━━ Exercise data ━━

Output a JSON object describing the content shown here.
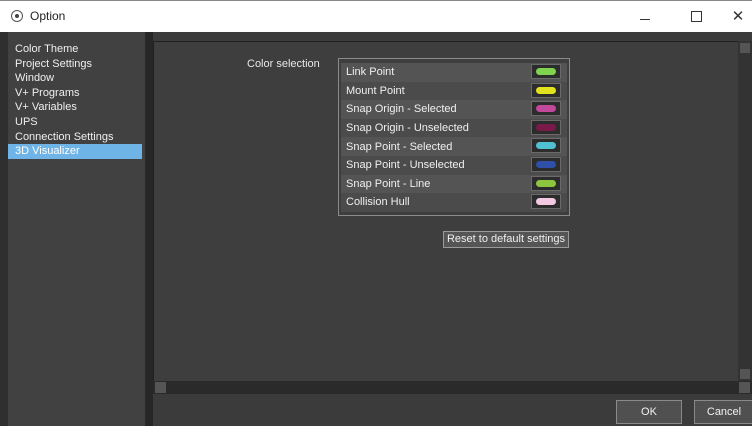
{
  "window": {
    "title": "Option",
    "controls": [
      "minimize-icon",
      "maximize-icon",
      "close-icon"
    ]
  },
  "sidebar": {
    "items": [
      {
        "label": "Color Theme",
        "selected": false
      },
      {
        "label": "Project Settings",
        "selected": false
      },
      {
        "label": "Window",
        "selected": false
      },
      {
        "label": "V+ Programs",
        "selected": false
      },
      {
        "label": "V+ Variables",
        "selected": false
      },
      {
        "label": "UPS",
        "selected": false
      },
      {
        "label": "Connection Settings",
        "selected": false
      },
      {
        "label": "3D Visualizer",
        "selected": true
      }
    ]
  },
  "main": {
    "section_label": "Color selection",
    "colors": [
      {
        "label": "Link Point",
        "color": "#7fd34f"
      },
      {
        "label": "Mount Point",
        "color": "#e3e21f"
      },
      {
        "label": "Snap Origin - Selected",
        "color": "#c2489b"
      },
      {
        "label": "Snap Origin - Unselected",
        "color": "#7a1a4a"
      },
      {
        "label": "Snap Point - Selected",
        "color": "#4fc1d1"
      },
      {
        "label": "Snap Point - Unselected",
        "color": "#2f4fa8"
      },
      {
        "label": "Snap Point - Line",
        "color": "#8cc63f"
      },
      {
        "label": "Collision Hull",
        "color": "#f2c9e0"
      }
    ],
    "reset_label": "Reset to default settings"
  },
  "footer": {
    "ok_label": "OK",
    "cancel_label": "Cancel"
  },
  "theme": {
    "selected_color": "#6fb4e6",
    "background": "#3e3e3e"
  }
}
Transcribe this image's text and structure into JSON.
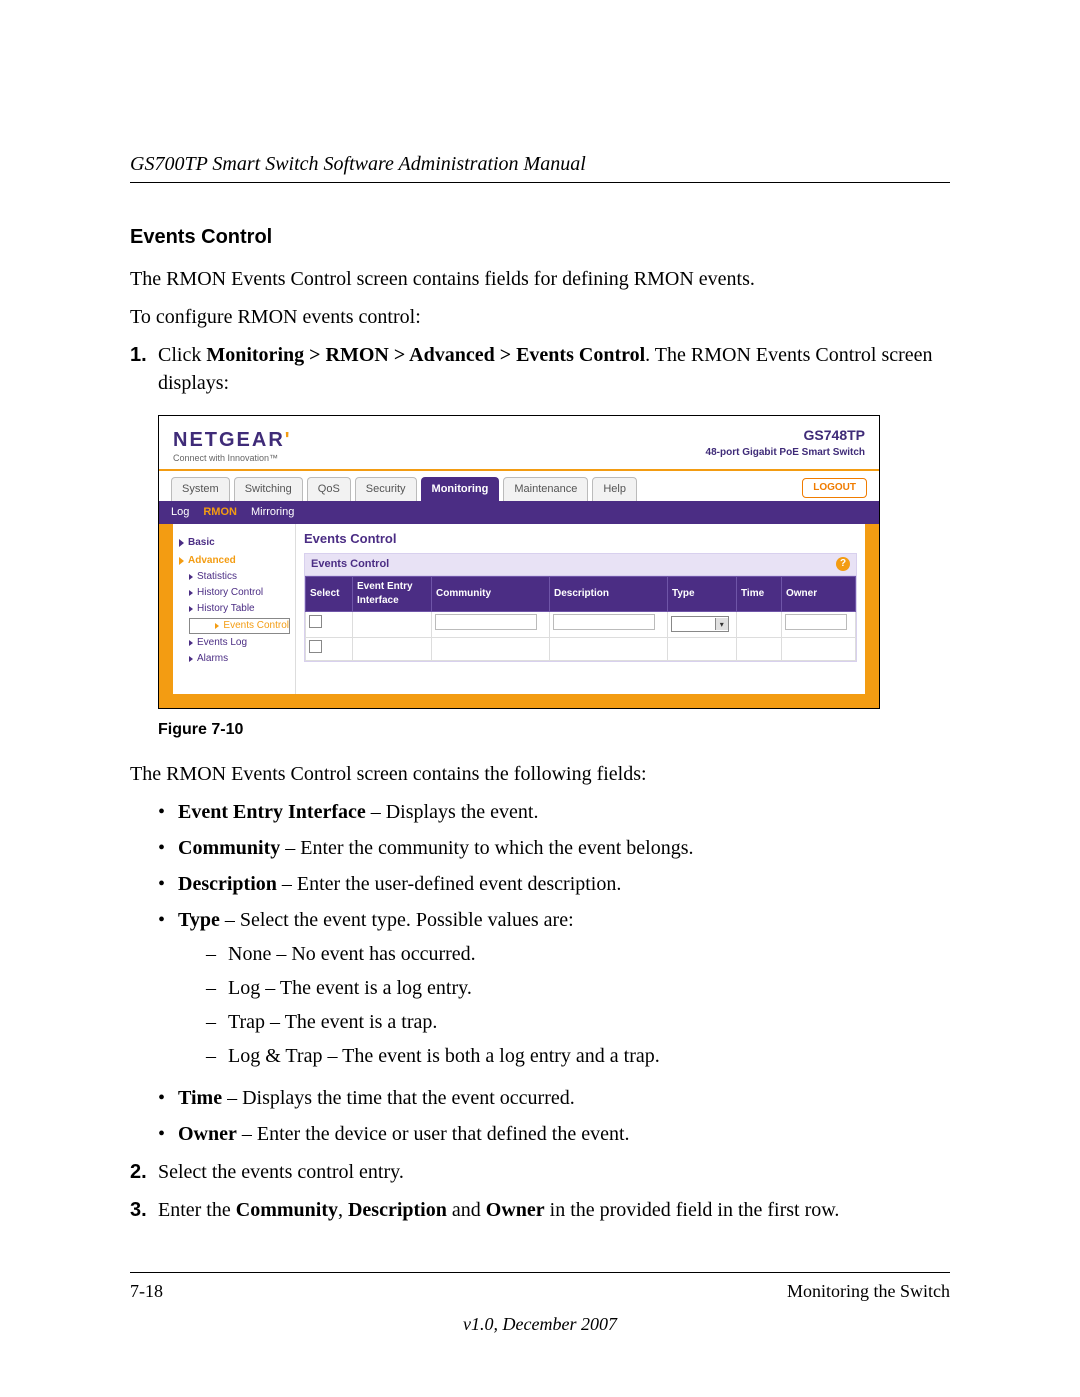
{
  "header": {
    "running": "GS700TP Smart Switch Software Administration Manual"
  },
  "section": {
    "heading": "Events Control"
  },
  "para": {
    "p1": "The RMON Events Control screen contains fields for defining RMON events.",
    "p2": "To configure RMON events control:",
    "p3": "The RMON Events Control screen contains the following fields:"
  },
  "step1": {
    "num": "1.",
    "pre": "Click ",
    "bold": "Monitoring > RMON > Advanced > Events Control",
    "post": ". The RMON Events Control screen displays:"
  },
  "step2": {
    "num": "2.",
    "txt": "Select the events control entry."
  },
  "step3": {
    "num": "3.",
    "pre": "Enter the ",
    "b1": "Community",
    "mid1": ", ",
    "b2": "Description",
    "mid2": " and ",
    "b3": "Owner",
    "post": " in the provided field in the first row."
  },
  "fields": {
    "bullet": "•",
    "eei": {
      "name": "Event Entry Interface",
      "txt": " – Displays the event."
    },
    "community": {
      "name": "Community",
      "txt": " – Enter the community to which the event belongs."
    },
    "description": {
      "name": "Description",
      "txt": " – Enter the user-defined event description."
    },
    "type": {
      "name": "Type",
      "txt": " – Select the event type. Possible values are:",
      "dash": "–",
      "v1": "None – No event has occurred.",
      "v2": "Log – The event is a log entry.",
      "v3": "Trap – The event is a trap.",
      "v4": "Log & Trap – The event is both a log entry and a trap."
    },
    "time": {
      "name": "Time",
      "txt": " – Displays the time that the event occurred."
    },
    "owner": {
      "name": "Owner",
      "txt": " – Enter the device or user that defined the event."
    }
  },
  "figure": {
    "caption": "Figure 7-10",
    "brand": {
      "logo_main": "NETGEAR",
      "logo_dot": "'",
      "tagline": "Connect with Innovation™"
    },
    "product": {
      "model": "GS748TP",
      "desc": "48-port Gigabit PoE Smart Switch"
    },
    "tabs": [
      "System",
      "Switching",
      "QoS",
      "Security",
      "Monitoring",
      "Maintenance",
      "Help"
    ],
    "active_tab": "Monitoring",
    "logout": "LOGOUT",
    "subnav": {
      "items": [
        "Log",
        "RMON",
        "Mirroring"
      ],
      "active": "RMON"
    },
    "side": {
      "basic": "Basic",
      "advanced": "Advanced",
      "links": [
        "Statistics",
        "History Control",
        "History Table",
        "Events Control",
        "Events Log",
        "Alarms"
      ],
      "selected": "Events Control"
    },
    "panel": {
      "title": "Events Control",
      "head": "Events Control",
      "help": "?",
      "cols": [
        "Select",
        "Event Entry Interface",
        "Community",
        "Description",
        "Type",
        "Time",
        "Owner"
      ]
    }
  },
  "footer": {
    "left": "7-18",
    "right": "Monitoring the Switch",
    "version": "v1.0, December 2007"
  }
}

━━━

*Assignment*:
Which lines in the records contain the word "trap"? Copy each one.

*Solution for this task*:
      "v3": "Trap – The event is a trap.",
      "v4": "Log & Trap – The event is both a log entry and a trap."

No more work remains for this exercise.